**What you will do:** Every record should be written out exactly, please.

**Supplied entries:**
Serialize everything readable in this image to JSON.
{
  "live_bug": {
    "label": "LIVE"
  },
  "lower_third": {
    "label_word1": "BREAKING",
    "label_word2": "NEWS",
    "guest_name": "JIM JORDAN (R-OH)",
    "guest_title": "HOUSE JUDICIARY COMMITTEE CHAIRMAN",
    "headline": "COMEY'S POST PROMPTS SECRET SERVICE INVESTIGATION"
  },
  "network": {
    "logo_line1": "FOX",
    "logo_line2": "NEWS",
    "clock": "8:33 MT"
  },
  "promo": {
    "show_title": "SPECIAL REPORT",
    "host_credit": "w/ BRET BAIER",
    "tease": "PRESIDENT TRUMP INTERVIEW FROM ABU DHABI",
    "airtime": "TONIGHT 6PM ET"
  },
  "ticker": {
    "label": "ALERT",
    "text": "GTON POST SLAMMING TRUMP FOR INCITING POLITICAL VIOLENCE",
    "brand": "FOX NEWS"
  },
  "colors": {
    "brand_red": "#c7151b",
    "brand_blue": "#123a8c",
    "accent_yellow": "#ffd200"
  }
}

**Answer section:**
Serialize everything readable in this image to JSON.
{
  "live_bug": {
    "label": "LIVE"
  },
  "lower_third": {
    "label_word1": "BREAKING",
    "label_word2": "NEWS",
    "guest_name": "JIM JORDAN (R-OH)",
    "guest_title": "HOUSE JUDICIARY COMMITTEE CHAIRMAN",
    "headline": "COMEY'S POST PROMPTS SECRET SERVICE INVESTIGATION"
  },
  "network": {
    "logo_line1": "FOX",
    "logo_line2": "NEWS",
    "clock": "8:33 MT"
  },
  "promo": {
    "show_title": "SPECIAL REPORT",
    "host_credit": "w/ BRET BAIER",
    "tease": "PRESIDENT TRUMP INTERVIEW FROM ABU DHABI",
    "airtime": "TONIGHT 6PM ET"
  },
  "ticker": {
    "label": "ALERT",
    "text": "GTON POST SLAMMING TRUMP FOR INCITING POLITICAL VIOLENCE",
    "brand": "FOX NEWS"
  },
  "colors": {
    "brand_red": "#c7151b",
    "brand_blue": "#123a8c",
    "accent_yellow": "#ffd200"
  }
}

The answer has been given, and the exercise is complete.